What you should do: Wherever the string "price" appears in the listing, copy that line.

Available records:
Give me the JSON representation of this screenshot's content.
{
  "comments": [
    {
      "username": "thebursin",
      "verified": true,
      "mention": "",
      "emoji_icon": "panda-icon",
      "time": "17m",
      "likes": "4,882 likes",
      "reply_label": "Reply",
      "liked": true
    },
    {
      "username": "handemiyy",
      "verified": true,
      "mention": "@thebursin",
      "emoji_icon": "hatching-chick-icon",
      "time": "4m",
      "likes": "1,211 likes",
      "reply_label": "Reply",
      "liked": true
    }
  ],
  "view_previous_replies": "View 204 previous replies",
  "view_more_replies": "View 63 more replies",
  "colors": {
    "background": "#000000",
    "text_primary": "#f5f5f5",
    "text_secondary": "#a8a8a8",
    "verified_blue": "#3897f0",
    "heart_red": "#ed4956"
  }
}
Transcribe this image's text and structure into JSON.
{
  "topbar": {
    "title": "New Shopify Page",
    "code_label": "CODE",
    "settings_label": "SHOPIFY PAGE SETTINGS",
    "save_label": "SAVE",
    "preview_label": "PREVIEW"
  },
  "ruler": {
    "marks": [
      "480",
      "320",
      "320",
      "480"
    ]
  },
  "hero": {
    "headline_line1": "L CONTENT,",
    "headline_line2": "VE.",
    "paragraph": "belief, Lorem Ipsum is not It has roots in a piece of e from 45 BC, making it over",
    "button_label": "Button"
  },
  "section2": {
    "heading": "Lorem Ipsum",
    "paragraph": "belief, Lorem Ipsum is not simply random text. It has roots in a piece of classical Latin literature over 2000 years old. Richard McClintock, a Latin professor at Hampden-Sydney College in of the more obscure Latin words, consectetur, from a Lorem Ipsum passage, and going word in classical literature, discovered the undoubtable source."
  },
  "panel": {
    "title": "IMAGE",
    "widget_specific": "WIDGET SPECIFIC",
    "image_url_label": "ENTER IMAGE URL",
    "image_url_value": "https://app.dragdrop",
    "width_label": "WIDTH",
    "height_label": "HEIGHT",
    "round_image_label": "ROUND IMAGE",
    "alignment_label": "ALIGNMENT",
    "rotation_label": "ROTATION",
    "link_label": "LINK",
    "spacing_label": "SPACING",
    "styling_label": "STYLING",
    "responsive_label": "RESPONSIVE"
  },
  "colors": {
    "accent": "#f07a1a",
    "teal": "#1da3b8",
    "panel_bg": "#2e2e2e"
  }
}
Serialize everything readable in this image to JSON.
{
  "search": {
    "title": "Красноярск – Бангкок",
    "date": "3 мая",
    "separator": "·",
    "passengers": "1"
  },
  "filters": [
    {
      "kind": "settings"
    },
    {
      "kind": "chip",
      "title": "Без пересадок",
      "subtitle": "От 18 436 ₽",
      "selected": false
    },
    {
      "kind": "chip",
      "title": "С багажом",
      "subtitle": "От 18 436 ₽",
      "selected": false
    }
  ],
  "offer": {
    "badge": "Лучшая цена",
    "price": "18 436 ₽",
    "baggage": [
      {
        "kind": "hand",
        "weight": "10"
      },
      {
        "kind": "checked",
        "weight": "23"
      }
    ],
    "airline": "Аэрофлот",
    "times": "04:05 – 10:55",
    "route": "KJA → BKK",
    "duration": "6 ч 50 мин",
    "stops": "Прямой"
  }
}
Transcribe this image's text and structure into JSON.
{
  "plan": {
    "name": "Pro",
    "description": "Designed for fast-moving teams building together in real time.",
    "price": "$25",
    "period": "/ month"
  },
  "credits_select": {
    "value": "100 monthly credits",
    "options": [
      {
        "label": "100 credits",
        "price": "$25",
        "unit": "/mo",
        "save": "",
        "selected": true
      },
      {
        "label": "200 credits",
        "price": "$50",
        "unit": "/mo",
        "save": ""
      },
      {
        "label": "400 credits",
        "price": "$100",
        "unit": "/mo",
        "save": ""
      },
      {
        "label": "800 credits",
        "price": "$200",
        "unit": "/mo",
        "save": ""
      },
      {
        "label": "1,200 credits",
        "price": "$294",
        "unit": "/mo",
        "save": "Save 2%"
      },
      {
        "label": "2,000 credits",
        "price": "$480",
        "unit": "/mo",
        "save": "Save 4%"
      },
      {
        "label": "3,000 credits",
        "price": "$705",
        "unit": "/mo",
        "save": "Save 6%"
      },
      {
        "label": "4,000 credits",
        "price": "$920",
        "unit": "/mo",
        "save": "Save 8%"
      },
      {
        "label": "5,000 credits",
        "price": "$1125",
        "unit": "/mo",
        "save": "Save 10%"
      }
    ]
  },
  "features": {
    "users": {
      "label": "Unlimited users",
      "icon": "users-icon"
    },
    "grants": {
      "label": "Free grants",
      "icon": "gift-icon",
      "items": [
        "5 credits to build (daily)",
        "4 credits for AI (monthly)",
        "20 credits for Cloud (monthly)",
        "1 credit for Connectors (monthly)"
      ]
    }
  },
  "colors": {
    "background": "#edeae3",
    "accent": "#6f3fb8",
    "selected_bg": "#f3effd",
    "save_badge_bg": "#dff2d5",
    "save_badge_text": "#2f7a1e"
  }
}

Response area:
    "price": "18 436 ₽",
    "price": "$25",
        "price": "$25",
        "price": "$50",
        "price": "$100",
        "price": "$200",
        "price": "$294",
        "price": "$480",
        "price": "$705",
        "price": "$920",
        "price": "$1125",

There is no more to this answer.